Saturday, 21 May 2016
Rebel Without a Clue
Janet was a social worker and a senior one, at that.
However, the pathway that Janet took to this position in her life, both professional and personal was just a little unusual and just a tad interesting, though that's probably an understatement, to be honest.
The memoir begins in the 1950s.
On the first page we find that Janet was more than a little bit stoned as she began her first gig as a stripper in a less-than-salubrious pub in Hackney.
She points out that at age 27 she should, probably, have been married to a Jewish accountant, had a couple of children, perhaps with another on the way. And maybe living in Croydon.
But, instead, there she was a dope smoking, stripping lesbian.
Her first gig was a little nervous as one would expect, but it went over quite well. As far as she could tell.
But how did she end up there?
Her family life was troubled, she was sexually abused at 14 and entered into a range of jobs from stripping to nude modelling, nursing, shop worker, secretary, student and finally a social worker.
She lived in a hippy commune, went from relationship to relationship, was a mother best described as "mad" and now, after her retirement, she decided to write her memoirs.
As an apparently respectable spinster (Janet's description) her friends were surprised at her decision to write her memoirs. After all, they thought, what had she got to write about?
Well, now they know!
Janet was a person of the swinging sixties, free love, sexual experimentation, hash smoking, the pain of discovering that her sister had been subjected to sexual abuse by their father during her childhood.
And how she finally managed to get it all together to become no less of a rebel but far more clued than she had been.
This is a very interesting book that probably tells something of the stories of many people who lived through the swinging sixties.
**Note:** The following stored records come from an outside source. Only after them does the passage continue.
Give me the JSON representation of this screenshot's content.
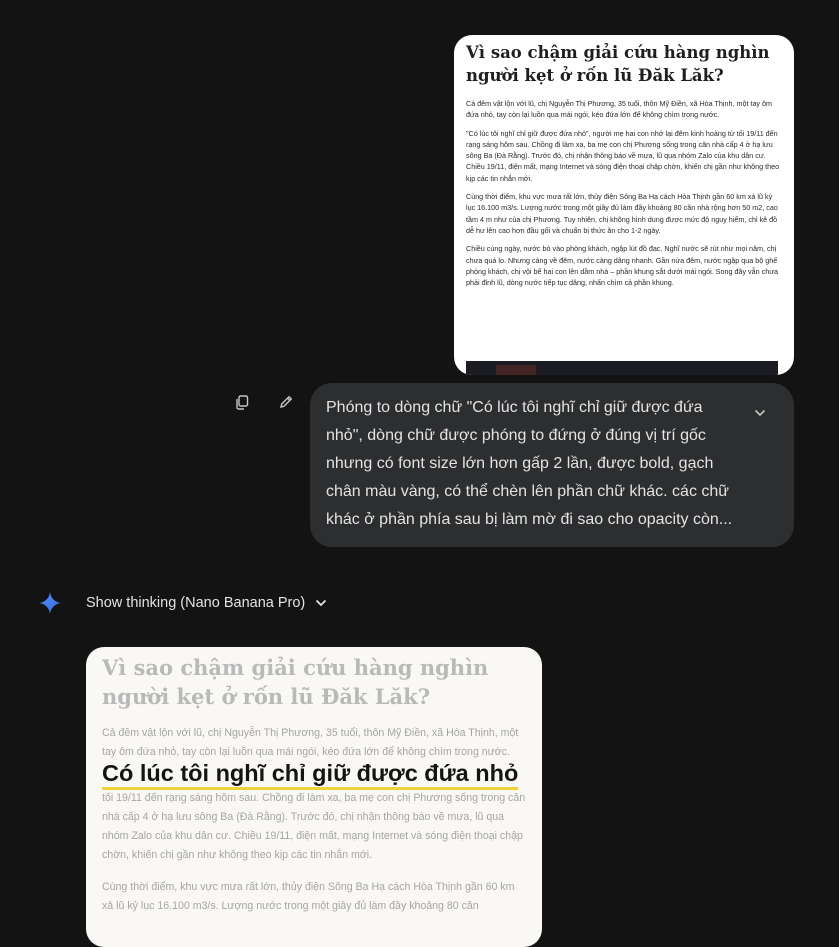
{
  "user_image": {
    "title": "Vì sao chậm giải cứu hàng nghìn người kẹt ở rốn lũ Đăk Lăk?",
    "paragraphs": [
      "Cả đêm vật lộn với lũ, chị Nguyễn Thị Phương, 35 tuổi, thôn Mỹ Điền, xã Hòa Thịnh, một tay ôm đứa nhỏ, tay còn lại luồn qua mái ngói, kéo đứa lớn để không chìm trong nước.",
      "\"Có lúc tôi nghĩ chỉ giữ được đứa nhỏ\", người mẹ hai con nhớ lại đêm kinh hoàng từ tối 19/11 đến rạng sáng hôm sau. Chồng đi làm xa, ba mẹ con chị Phương sống trong căn nhà cấp 4 ở hạ lưu sông Ba (Đà Rằng). Trước đó, chị nhận thông báo về mưa, lũ qua nhóm Zalo của khu dân cư. Chiều 19/11, điện mất, mạng Internet và sóng điện thoại chập chờn, khiến chị gần như không theo kịp các tin nhắn mới.",
      "Cùng thời điểm, khu vực mưa rất lớn, thủy điện Sông Ba Hạ cách Hòa Thịnh gần 60 km xả lũ kỷ lục 16.100 m3/s. Lượng nước trong một giây đủ làm đầy khoảng 80 căn nhà rộng hơn 50 m2, cao tầm 4 m như của chị Phương. Tuy nhiên, chị không hình dung được mức độ nguy hiểm, chỉ kê đồ dễ hư lên cao hơn đầu gối và chuẩn bị thức ăn cho 1-2 ngày.",
      "Chiều cùng ngày, nước bò vào phòng khách, ngập lút đồ đạc. Nghĩ nước sẽ rút như mọi năm, chị chưa quá lo. Nhưng càng về đêm, nước càng dâng nhanh. Gần nửa đêm, nước ngập qua bộ ghế phòng khách, chị vội bế hai con lên dầm nhà – phần khung sắt dưới mái ngói. Song đây vẫn chưa phải đỉnh lũ, dòng nước tiếp tục dâng, nhấn chìm cả phần khung."
    ]
  },
  "actions": {
    "copy_icon": "copy-icon",
    "edit_icon": "pencil-icon"
  },
  "prompt": {
    "text": "Phóng to dòng chữ \"Có lúc tôi nghĩ chỉ giữ được đứa nhỏ\", dòng chữ được phóng to đứng ở đúng vị trí gốc nhưng có font size lớn hơn gấp 2 lần, được bold, gạch chân màu vàng, có thể chèn lên phần chữ khác. các chữ khác ở phần phía sau bị làm mờ đi sao cho opacity còn...",
    "expand_icon": "chevron-down-icon"
  },
  "model": {
    "icon": "gemini-spark-icon",
    "thinking_label": "Show thinking (Nano Banana Pro)",
    "chevron_icon": "chevron-down-icon"
  },
  "generated_image": {
    "title": "Vì sao chậm giải cứu hàng nghìn người kẹt ở rốn lũ Đăk Lăk?",
    "paragraph1": "Cả đêm vật lộn với lũ, chị Nguyễn Thị Phương, 35 tuổi, thôn Mỹ Điền, xã Hòa Thịnh, một tay ôm đứa nhỏ, tay còn lại luồn qua mái ngói, kéo đứa lớn để không chìm trong nước.",
    "highlight": "Có lúc tôi nghĩ chỉ giữ được đứa nhỏ",
    "paragraph2": "tối 19/11 đến rạng sáng hôm sau. Chồng đi làm xa, ba mẹ con chị Phương sống trong căn nhà cấp 4 ở hạ lưu sông Ba (Đà Rằng). Trước đó, chị nhận thông báo về mưa, lũ qua nhóm Zalo của khu dân cư. Chiều 19/11, điện mất, mạng Internet và sóng điện thoại chập chờn, khiến chị gần như không theo kịp các tin nhắn mới.",
    "paragraph3": "Cùng thời điểm, khu vực mưa rất lớn, thủy điện Sông Ba Hạ cách Hòa Thịnh gần 60 km xả lũ kỷ lục 16.100 m3/s. Lượng nước trong một giây đủ làm đầy khoảng 80 căn",
    "highlight_underline_color": "#f2d23a"
  },
  "colors": {
    "background": "#131314",
    "bubble": "#2d2e30",
    "text": "#e3e3e3",
    "gemini_blue": "#4285f4"
  }
}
But thankfully Janet had the courage and the ability to tell her story.
It is published by Matador in paperback at £9.99.
It is available from the Thats Books and Entertainment bookshop, which you'll find to the right of this review.